The word of the Lord by the mouth of Jeremias (Jeremiah). A reference to Jer 25:11-12, with allusion to Leviticus 25 and 26. The Law stipulated that the land of Israel had to undergo a “Sabbath” rest every seven years (Lev 25:1-7). As has often been pointed out, this was very practical since allowing farmland to lie fallow regularly helps to maintain its productivity. According to Leviticus 26:14 ff., the punishment of exile would come upon the people for disobeying the Law and then shall the land enjoy her sabbaths all the days of her desolation. When you shall be In the enemy’s land, she shall keep a sabbath, and rest in the sabbaths of her desolation: because she did not rest in your sabbaths, when you dwelt therein (Lev 26:34-35).

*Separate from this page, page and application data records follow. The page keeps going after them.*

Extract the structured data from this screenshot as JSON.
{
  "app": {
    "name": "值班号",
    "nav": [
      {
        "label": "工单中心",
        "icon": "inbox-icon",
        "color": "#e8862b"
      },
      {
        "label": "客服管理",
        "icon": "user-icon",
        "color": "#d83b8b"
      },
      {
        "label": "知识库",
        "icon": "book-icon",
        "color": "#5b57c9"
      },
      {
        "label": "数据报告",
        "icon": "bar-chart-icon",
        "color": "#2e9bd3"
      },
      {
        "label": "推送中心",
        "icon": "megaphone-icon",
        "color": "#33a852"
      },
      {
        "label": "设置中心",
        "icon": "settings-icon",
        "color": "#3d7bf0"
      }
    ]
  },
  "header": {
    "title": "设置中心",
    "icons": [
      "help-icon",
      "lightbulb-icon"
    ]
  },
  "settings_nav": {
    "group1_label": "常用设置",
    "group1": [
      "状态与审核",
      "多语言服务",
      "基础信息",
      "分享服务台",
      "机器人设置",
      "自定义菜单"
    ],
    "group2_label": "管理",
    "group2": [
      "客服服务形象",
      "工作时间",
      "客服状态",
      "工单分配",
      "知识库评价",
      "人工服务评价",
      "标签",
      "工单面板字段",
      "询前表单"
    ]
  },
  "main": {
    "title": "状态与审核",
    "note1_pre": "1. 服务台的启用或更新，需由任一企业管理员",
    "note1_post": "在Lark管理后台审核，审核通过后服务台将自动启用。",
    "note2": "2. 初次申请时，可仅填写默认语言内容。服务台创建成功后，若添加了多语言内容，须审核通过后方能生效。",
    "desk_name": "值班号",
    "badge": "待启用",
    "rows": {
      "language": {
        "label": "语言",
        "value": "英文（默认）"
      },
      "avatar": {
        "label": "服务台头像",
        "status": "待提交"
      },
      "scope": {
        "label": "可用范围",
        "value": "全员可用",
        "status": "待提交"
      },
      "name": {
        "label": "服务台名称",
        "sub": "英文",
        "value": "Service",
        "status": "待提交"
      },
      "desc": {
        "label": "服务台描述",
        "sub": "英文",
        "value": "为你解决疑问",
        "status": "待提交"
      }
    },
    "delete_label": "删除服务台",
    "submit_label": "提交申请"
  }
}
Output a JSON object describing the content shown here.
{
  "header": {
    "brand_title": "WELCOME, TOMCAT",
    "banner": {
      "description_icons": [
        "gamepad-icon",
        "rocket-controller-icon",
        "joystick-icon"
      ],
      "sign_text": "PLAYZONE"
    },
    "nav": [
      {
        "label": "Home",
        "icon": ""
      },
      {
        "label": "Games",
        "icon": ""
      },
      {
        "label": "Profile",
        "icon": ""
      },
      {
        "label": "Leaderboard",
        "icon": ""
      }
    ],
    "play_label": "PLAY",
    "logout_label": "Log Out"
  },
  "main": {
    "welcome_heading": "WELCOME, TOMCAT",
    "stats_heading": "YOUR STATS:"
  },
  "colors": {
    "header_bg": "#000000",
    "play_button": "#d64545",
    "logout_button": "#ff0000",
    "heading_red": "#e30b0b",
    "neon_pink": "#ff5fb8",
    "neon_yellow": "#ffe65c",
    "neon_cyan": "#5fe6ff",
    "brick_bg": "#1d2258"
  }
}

2Ch 36:22 But in the first year of Cyrus king of the Persians, to fulfil the word of the Lord, which he had spoken by the mouth of Jeremias, the Lord stirred up the heart of Cyrus, king of the Persians: who commanded it to be proclaimed through all his kingdom, and by writing also, saying:
2Ch 36:23 Thus saith Cyrus king of the Persians: All the kingdoms of the earth hath the Lord the God of heaven given to me, and he hath charged me to build him a house in Jerusalem, which is in Judea: who is there among you of all his people? The Lord his God be with him, and let him go up.
See Ezra 1. And listen to this podcast introduction and study of chapter 1 of Ezra which deals with the return from exile mentioned here. The actual study of chapter 1 begins almost exactly half way through the talk. The podcast comes from St Irenaeus Ministries.
Suggested Readings: Not a lot out there on 1 & 2 Chronicles
Liturgy and Empire: Faith in Exile and Prophetic Historiography in 1 and 2 Chronicles. Dr. Scott Hahn. An online article which originally appeared in volume 5 of Letter and Spirit Journal.
The Kingdom of God as Liturgical Empire: A Theological Commentary on 1-2 Chronicles. Dr. Scott Hahn. Includes some interesting typological motifs
First and Second Chronicles: New Collegeville Bible Commentary: Old Testament. John C. Endres. Very, very basic.
First and Second Chronicles: (Interpretation: A Bible Commentary for Preaching and Teaching. Steven S. Tuell. Protestant.
Chronicles and Its Synoptic Parallels in Samuel, Kings, and Related Biblical Texts. Various authors, Catholic and otherwise. More for the serious student than the average man in the pew.
Ezra and Nehemiah (Brazos Theological Commentary on the Bible). Dr. Matthew Levering.
Podcast: 1 Chronicles Through Nehemiah. An introductory overview of 1 & 2 Chronicles, Ezra and Nehemiah.